WRITER, ACTIVIST and co-founder of the Dalit Panthers movement, Raja Dhale (78), died in Mumbai on Tuesday after suffering cardiac arrest at his residence in Vikhroli. He is survived by his wife Deeksha and daughter Gatha.
Born in Nandre village in Sangli, Dhale had moved to Mumbai along with his uncle and aunt after he lost his parents at a young age. He studied at the Maratha Mandir High School and lived at the BDD Chawls in Worli.
“Despite difficulty in accessing education, he was very keen on studying. He would say, ‘if Dr Babasaheb Ambedkar could study, what stops me?’” Gatha said. It was during his graduation at Siddharth College in South Mumbai that Dhale began participating in the Dalit movement.
Writer Arjun Dangle, co-founder of the Dalit Panthers that was inspired by the Black Panthers’ resistance struggle for civil rights in the US, said Dhale was a voracious reader from a young age. “At that time, only a certain group of people from Mumbai and Pune would get published for the entertainment of dominant castes. Through his writing, he and others of the group, including Namdeo Dhasal, began speaking about the importance of voices from the Bahujan community, Adivasis, rural areas of the state,” Dangle said, adding that this was shortly followed by the formation of the Dalit Panthers in 1972.
However, it was Dhale’s essay in Marathi weekly Sadhana in 1972 that shot the group to prominence, according to J V Pawar, another co-founder. Amid celebrations to mark 25 years of Independence, Dhale wrote whether the Tricolour was any more than a piece of cloth if India’s freedom did not guarantee dignity for Dalits. His comments came in the wake of several cases of atrocities against Dalits.

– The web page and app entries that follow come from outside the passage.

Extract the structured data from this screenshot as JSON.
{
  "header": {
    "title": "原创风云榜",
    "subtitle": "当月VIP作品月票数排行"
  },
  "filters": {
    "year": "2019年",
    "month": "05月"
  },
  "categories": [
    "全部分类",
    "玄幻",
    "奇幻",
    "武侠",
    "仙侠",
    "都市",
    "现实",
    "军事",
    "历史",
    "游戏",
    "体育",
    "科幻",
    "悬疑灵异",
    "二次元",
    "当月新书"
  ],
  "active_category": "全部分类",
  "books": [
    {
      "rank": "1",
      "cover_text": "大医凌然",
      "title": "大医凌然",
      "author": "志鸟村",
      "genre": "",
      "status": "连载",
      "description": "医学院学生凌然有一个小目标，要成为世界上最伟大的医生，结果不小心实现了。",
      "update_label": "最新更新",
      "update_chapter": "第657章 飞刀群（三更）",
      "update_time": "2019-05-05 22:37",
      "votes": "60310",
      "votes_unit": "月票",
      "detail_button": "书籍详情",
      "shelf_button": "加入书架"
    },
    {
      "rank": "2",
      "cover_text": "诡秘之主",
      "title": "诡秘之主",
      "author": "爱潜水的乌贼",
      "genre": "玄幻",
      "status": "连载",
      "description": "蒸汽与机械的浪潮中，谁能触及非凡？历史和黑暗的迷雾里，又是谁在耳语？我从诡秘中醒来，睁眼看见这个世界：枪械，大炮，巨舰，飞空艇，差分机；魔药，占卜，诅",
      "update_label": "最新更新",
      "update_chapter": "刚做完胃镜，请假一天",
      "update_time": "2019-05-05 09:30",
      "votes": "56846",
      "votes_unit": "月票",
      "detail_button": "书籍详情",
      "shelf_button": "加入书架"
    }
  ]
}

Speaking to The Indian Express in January last year, days after the Bhima Koregaon violence that had begun with an attack on Dalits visiting a memorial in the village, Dhale was contemplative. He repeated what he had said to the paper in February 2017 ahead of elections to the Brihanmumbai Municipal Corporation — that the Dalit movement lacked unity. “The Marathas are confined to Maharashtra, and still they feel this sense of power. The achhoot (untouchables),” he said, using the politically incorrect term rejected by most, “are spread all over India, in crores. What would happen if all of us fought together?”
Dhale wasn’t simply alluding to the WhatsApp messages and other social media posts of the time — a call for an uprising against the ‘new Peshwai’ or upper caste dominance. As a founding member of the Dalit Panthers, and also as painter, poet and editor of ‘Vidroh’ magazine in the 1970s, he was also harking back to his own goals from that revolutionary era. He spoke about why young Ambedkarites must read Ambedkar first, and how factionalism and personal interests had affected the movement.
Congress MP Hussain Dalwai recalled those heady days of the Dalit movement. “I was with the Yuvak Kranti Dal, and we had accompanied the Dalit Panthers to a village in Pune where there was ostracism of Dalits. Dhale was with us then. He was fearless, a real fighter,” Dalwai said, calling Dhale’s death a huge loss for the Dalit movement.
For a group of 70-year-olds at Dhale’s Vikhroli residence, he was their first influence towards fighting against caste. “We began as volunteers for the movement through him. There cannot be another Ambedkarite like him,” said Dada Kamble. —With inputs from Manoj More in Pune